**WHAT YOU NEED TO DO**
List every line in this data where the string "image" occurs.

(Element data from apps and pages)

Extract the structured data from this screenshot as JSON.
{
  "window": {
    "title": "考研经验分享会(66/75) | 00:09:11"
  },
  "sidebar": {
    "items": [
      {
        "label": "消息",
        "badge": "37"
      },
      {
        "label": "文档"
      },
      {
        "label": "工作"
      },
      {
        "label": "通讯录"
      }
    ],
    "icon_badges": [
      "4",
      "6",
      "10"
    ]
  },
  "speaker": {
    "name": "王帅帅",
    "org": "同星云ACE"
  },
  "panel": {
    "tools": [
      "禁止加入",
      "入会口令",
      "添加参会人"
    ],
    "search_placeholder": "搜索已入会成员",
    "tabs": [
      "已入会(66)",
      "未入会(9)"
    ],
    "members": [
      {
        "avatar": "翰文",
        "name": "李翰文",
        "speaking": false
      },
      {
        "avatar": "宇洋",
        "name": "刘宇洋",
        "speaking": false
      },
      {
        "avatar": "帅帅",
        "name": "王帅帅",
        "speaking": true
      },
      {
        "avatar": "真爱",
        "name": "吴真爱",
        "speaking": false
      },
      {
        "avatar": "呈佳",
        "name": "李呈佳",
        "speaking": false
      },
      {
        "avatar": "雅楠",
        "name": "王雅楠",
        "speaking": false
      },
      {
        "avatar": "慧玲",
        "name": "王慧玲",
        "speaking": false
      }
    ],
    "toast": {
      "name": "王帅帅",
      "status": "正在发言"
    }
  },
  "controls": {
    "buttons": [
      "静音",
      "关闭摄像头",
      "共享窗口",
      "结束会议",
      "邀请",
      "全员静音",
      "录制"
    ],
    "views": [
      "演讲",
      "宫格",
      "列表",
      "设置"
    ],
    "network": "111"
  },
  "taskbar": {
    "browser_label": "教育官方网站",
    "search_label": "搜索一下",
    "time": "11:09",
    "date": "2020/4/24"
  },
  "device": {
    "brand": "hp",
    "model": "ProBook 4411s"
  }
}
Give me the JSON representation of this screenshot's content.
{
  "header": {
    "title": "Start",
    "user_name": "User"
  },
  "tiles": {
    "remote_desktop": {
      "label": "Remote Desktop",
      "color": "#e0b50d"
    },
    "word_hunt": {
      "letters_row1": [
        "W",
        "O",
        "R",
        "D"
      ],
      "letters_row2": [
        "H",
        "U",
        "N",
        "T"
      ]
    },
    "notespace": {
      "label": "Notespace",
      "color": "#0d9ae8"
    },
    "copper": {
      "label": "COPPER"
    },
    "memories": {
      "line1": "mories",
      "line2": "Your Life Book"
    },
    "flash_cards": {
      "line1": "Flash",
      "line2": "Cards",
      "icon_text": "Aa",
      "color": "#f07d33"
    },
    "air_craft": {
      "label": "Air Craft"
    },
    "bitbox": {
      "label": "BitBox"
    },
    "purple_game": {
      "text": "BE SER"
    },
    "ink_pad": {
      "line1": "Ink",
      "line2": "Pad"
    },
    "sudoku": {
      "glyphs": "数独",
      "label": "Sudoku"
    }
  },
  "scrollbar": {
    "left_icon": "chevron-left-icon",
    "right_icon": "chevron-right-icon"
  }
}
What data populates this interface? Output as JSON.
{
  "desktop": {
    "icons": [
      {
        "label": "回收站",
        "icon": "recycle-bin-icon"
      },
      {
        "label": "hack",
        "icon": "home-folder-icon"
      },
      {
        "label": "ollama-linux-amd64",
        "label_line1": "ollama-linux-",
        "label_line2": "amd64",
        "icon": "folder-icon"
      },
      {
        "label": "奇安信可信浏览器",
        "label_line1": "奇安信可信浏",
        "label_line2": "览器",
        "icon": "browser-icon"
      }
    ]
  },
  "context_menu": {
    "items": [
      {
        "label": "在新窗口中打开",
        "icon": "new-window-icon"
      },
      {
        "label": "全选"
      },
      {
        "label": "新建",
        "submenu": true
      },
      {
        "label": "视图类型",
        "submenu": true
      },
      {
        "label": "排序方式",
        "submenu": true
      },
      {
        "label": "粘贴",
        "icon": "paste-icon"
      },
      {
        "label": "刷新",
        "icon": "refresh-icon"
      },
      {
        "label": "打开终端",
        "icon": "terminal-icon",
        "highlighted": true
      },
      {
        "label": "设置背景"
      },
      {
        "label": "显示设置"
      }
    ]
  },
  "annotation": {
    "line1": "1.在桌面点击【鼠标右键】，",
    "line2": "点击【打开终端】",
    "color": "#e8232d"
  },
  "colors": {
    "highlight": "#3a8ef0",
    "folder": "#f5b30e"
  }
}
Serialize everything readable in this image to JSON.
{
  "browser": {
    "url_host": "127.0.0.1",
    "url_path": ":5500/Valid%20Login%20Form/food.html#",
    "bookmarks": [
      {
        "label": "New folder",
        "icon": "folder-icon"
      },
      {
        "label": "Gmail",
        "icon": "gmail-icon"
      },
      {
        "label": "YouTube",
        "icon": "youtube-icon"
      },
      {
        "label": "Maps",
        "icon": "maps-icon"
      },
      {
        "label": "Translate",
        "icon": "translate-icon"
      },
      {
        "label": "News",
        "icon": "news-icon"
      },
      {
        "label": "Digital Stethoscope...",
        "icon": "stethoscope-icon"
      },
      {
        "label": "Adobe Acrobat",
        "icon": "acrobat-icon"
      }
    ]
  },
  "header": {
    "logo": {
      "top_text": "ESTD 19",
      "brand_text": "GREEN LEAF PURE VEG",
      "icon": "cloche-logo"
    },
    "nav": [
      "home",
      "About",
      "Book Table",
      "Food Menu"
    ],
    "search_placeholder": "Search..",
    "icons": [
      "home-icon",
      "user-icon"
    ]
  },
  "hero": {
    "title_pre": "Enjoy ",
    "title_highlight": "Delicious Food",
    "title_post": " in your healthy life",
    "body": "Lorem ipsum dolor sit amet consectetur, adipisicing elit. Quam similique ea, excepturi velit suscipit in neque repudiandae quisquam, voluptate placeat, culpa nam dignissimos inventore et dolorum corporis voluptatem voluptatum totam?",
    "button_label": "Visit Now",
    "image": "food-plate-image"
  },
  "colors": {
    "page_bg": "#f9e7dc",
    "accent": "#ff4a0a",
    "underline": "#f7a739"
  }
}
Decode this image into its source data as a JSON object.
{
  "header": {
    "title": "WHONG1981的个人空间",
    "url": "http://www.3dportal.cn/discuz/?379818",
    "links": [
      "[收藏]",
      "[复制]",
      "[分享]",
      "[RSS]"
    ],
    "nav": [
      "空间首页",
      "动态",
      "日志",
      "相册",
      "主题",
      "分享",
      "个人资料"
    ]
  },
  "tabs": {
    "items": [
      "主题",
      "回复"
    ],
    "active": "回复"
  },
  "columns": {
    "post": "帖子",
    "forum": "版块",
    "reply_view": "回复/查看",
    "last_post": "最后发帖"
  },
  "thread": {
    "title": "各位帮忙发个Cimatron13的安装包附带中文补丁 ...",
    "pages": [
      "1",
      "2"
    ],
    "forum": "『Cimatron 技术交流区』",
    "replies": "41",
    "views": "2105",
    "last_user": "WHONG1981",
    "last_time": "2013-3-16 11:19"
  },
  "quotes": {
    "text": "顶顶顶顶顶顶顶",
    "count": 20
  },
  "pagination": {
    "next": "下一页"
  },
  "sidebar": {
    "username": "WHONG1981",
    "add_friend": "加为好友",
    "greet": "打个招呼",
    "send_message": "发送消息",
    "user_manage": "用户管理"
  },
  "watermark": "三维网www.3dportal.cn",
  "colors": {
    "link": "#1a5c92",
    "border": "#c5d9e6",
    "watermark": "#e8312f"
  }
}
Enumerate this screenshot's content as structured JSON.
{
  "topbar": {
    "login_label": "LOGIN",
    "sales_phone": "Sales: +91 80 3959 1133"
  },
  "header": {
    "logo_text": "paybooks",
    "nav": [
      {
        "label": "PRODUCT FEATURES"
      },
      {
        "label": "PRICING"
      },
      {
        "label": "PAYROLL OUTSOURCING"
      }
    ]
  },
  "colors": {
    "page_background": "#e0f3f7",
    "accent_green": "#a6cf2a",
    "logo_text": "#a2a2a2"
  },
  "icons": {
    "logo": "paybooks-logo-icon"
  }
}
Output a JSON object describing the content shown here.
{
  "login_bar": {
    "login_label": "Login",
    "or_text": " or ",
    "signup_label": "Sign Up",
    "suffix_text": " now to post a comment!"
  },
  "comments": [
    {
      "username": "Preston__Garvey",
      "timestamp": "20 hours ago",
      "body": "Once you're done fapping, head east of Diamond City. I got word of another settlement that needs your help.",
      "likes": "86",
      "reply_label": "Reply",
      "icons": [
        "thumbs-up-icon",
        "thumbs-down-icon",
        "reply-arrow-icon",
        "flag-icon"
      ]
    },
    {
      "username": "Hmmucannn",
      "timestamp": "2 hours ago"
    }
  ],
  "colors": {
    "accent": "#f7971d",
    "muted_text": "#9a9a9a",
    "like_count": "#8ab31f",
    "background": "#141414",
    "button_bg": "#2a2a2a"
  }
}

**RESPONSE**
Serialize everything readable in this image to JSON.
    "image": "food-plate-image"
Decode this image into its source data as a JSON object.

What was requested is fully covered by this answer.